Director of East London-based practice POST-OFFICE, Philippe Malouin is a designer in demand. After several years working for English design maestro Tom Dixon, the 35-year-old started out on his own back in 2009.
Today his award-winning portfolio includes tables, chairs, lights, art objects and installations. While a rising profile has brought a burgeoning workload, the Montreal native still imbues his creations with a sense of handcrafted solidity and permanence.
ArchiExpo caught up with Malouin for a quick chat in his Hackney-based studio.
ArchiExpo: When it comes to design, which is more important for you: aesthetics, function or durability?
Philippe Malouin: I think they are all very interlinked. For me, it’s all about choosing materials that are aesthetically pleasing, but that also have durability. I’m not against mass production, but we like to produce things with a weight and delicacy that mean the owner wants to keep and cherish them. I always wanted to produce items for people that weren’t insanely expensive, which obviously relates to manufacturing techniques, as well as the materials being used.
ArchiExpo: You’re renowned for using an eclectic range of materials in your work. Typically which comes first the design or the material?
Philippe Malouin: When we had a lot of time to work we would experiment with materials first and push where those materials could go. We applied one action to a range of products. This is known as process-based design. For example, we took MDF and polished it up to such a degree that we created an interesting laminated, painterly effect.
These days, however, we have 17 projects on the go, so it becomes a little bit more difficult to work how we did in the beginning. We can’t always spend weeks trying things out. Now we work with a little bit more of an industrial design focus, but still using a process that focuses heavily on materials. We keep the extreme hand-made experimentation for special projects such as solo or gallery shows.
ArchiExpo: You’ve often stated that you don’t really follow trends. What about other young or established designers whose work you admire?
Philippe Malouin: To me, people are far more important than trends. There are certainly people of my age and generation who inspire me. Max Lamb is a favorite of mine—he’s a master of materials—as well as Tim Simpson and Sarah van Gameren of Glithero. Daniel Rybakken is also an incredible designer. Perhaps from the older generation, my biggest inspiration has always been Charles and Ray Eames. They’re such an inspiration to me because their studio didn’t only deal with product design—it was obviously predominantly a design studio, but they also worked with film, graphics, plays, dance and other types of social interaction.
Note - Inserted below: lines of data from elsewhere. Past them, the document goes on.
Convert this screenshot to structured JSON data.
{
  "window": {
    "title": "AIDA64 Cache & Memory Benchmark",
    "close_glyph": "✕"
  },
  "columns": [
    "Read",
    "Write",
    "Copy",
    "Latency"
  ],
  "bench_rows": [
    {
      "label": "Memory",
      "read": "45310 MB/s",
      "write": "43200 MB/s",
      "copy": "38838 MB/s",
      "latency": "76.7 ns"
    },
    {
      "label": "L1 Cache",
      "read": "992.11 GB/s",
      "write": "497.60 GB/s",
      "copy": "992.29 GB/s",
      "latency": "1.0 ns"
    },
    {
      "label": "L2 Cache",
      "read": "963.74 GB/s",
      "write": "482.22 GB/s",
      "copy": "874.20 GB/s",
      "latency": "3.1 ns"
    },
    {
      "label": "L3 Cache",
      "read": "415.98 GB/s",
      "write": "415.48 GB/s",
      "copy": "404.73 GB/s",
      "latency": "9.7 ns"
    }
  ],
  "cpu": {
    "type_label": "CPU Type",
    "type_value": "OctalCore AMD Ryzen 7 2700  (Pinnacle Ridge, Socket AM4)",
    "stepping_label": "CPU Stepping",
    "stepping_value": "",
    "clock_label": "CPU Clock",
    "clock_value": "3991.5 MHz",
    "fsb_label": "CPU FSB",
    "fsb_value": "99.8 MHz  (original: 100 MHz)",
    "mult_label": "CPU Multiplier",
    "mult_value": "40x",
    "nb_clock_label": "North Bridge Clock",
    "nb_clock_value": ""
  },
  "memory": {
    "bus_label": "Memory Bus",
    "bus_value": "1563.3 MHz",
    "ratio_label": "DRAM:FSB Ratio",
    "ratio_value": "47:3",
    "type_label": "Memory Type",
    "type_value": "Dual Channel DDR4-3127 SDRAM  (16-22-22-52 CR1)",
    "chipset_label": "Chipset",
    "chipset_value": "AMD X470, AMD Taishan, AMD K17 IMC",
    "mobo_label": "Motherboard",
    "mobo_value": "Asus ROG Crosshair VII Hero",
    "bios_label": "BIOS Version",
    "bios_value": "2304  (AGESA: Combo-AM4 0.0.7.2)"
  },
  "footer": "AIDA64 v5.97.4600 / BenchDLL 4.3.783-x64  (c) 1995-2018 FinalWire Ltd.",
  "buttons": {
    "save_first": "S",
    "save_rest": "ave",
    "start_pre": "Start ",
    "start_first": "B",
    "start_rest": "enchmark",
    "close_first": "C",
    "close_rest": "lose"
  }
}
ArchiExpo: Can you tell us a little about what you’re working on now? Where can people see your work in the near future?
Philippe Malouin: As you can see from our studio wall—we’re very busy. Two interiors in London; a residential project in Canada; various private commissions; a series of settees, chairs and stools for an American company; product collections for companies in Italy, New Zealand and America; sanitary ware for an Italian company; and stoneware and glassware for English companies.
We have a big outdoor public art installation in the United States in December for Art Basel Miami Beach, art installations in Lebanon and London, a big sculpture in London and a gallery show in Monaco. These are all coming up soon. So it’s a bit overwhelming, but we’re on top of it.